» **ABOUT THIS TASK**: Every record here needs to be retyped exactly.
[SUPPLIED MATERIAL]
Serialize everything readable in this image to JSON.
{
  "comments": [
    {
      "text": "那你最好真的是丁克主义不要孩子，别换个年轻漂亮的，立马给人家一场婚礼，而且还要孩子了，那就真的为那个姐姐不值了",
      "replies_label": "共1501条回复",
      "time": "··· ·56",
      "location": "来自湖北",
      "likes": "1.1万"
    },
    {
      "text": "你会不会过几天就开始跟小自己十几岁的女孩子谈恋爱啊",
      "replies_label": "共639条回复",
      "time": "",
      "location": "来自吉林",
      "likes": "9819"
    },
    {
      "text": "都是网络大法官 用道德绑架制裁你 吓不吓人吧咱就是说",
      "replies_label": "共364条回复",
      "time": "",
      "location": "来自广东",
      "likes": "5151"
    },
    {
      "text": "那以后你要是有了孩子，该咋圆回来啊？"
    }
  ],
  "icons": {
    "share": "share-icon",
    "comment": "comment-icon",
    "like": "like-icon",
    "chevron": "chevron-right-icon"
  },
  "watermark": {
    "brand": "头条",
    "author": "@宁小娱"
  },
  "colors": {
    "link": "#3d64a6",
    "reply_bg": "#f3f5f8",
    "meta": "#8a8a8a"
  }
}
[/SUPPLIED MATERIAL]
» **RESPONSE AREA**:
Serialize everything readable in this image to JSON.
{
  "comments": [
    {
      "text": "那你最好真的是丁克主义不要孩子，别换个年轻漂亮的，立马给人家一场婚礼，而且还要孩子了，那就真的为那个姐姐不值了",
      "replies_label": "共1501条回复",
      "time": "··· ·56",
      "location": "来自湖北",
      "likes": "1.1万"
    },
    {
      "text": "你会不会过几天就开始跟小自己十几岁的女孩子谈恋爱啊",
      "replies_label": "共639条回复",
      "time": "",
      "location": "来自吉林",
      "likes": "9819"
    },
    {
      "text": "都是网络大法官 用道德绑架制裁你 吓不吓人吧咱就是说",
      "replies_label": "共364条回复",
      "time": "",
      "location": "来自广东",
      "likes": "5151"
    },
    {
      "text": "那以后你要是有了孩子，该咋圆回来啊？"
    }
  ],
  "icons": {
    "share": "share-icon",
    "comment": "comment-icon",
    "like": "like-icon",
    "chevron": "chevron-right-icon"
  },
  "watermark": {
    "brand": "头条",
    "author": "@宁小娱"
  },
  "colors": {
    "link": "#3d64a6",
    "reply_bg": "#f3f5f8",
    "meta": "#8a8a8a"
  }
}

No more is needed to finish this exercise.